Tuesday, March 20, 2012

Canada getting ready to grow

Two interesting updates to Canada’s economy show that the country is growing again, with consumer confidence improving. And along with climbing household debt, net worth is also climbing. However, the more interesting stat  we should be looking at is the employment number.

Improving global conditions have resulted in a few economists, including those at Royal Bank of Canada, Toronto-Dominion Bank, UBS Securities Canada and the University of Toronto, to up their economic growth forecasts for this year. These economists see an improvement in consumer confidence as well as a business community ready to grow. According to Statistics Canada’s investment intentions survey, which was released last month, Canadian businesses plan to boost investment by 6.2 per cent to $306.3-billion this year – that investment would be at a record level.

As for net worth climbing, deputy chief economist at BMO Nesbitt Burns Douglas Porter said in an interview with the Globe and Mail that we should perhaps look at the rising-debt-income ratio in new terms. Although that ratio is set to rise even more – from approx. 151% to about 160% -- net worth now stands at 596% of disposable income.

"The most frequent comeback is that the value of assets can come and go,” Porter said. “But debt endures. But even comparing financial assets to household debt still shows Canadian households overall have a big cushion."

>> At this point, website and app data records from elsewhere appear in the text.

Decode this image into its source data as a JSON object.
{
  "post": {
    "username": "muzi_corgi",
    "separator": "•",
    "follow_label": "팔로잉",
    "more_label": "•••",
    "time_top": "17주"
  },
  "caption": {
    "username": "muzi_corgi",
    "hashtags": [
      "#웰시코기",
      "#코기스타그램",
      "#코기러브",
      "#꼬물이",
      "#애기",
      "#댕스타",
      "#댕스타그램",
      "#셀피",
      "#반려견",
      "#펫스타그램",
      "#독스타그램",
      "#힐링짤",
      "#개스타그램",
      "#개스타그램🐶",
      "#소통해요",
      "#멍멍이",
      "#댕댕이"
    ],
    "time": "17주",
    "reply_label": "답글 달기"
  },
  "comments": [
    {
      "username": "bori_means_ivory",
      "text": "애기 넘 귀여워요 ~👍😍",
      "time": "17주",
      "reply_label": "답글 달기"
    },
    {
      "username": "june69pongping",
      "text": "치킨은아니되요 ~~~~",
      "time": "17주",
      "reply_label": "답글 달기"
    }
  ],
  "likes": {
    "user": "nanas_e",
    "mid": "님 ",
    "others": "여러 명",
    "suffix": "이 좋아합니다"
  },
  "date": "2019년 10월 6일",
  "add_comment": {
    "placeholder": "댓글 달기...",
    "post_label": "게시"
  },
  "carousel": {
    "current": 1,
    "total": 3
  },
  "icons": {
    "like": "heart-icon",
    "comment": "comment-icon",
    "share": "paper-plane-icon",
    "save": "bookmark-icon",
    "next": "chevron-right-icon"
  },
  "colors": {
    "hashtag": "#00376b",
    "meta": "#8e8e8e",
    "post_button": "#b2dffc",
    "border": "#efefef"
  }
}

At the end of last year, financial assets in Canada were worth $4.3-trillion, or more than 400 per cent of disposable income and subtracting household debt leaves a net financial asset ratio to income of 255 per cent.

With all the good the news about the economy, there is one number to watch – the employment number. An analysis of the U.S. situation shows that one contributor to the mortgage meltdown was the rapid fall of employment. Even in Canada, during recessionary periods, we see the number of foreclosures up and house prices falling. It happened in Calgary in the early 80s and in Ontario in the early 90s.

So what do we know about Canada’s employment?

Well, employment was unchanged in February. Compared with 12 months earlier, employment was up by 121,000. If we couple that with the recent good news about consumer and business confidence, then we can safely assume that employment numbers are going in the right direction – up.

Another report from Statistics Canada said the economy operated at 80.5 per cent of its production capacity in the fourth quarter, up half a point from the third quarter.  This has been rising steadily since the second quarter of 2009.

The capacity utilization rate is one of the key measures used by the Bank of Canada when it sets its interest rates. If the rate is too high, the central bank gets concerned about inflation. However, the rate of 80.5 per cent in the fourth quarter of 2011 was below that of 83.4 per cent recorded in the first quarter of 2007 before the recession.

Bottom line, Canada is poised to grow.

1 comment:

  1. The economy should continue to show gradual improvement as businesses rebuild inventories following a sharp reduction during the recession. This might mean more relationship banking for banks.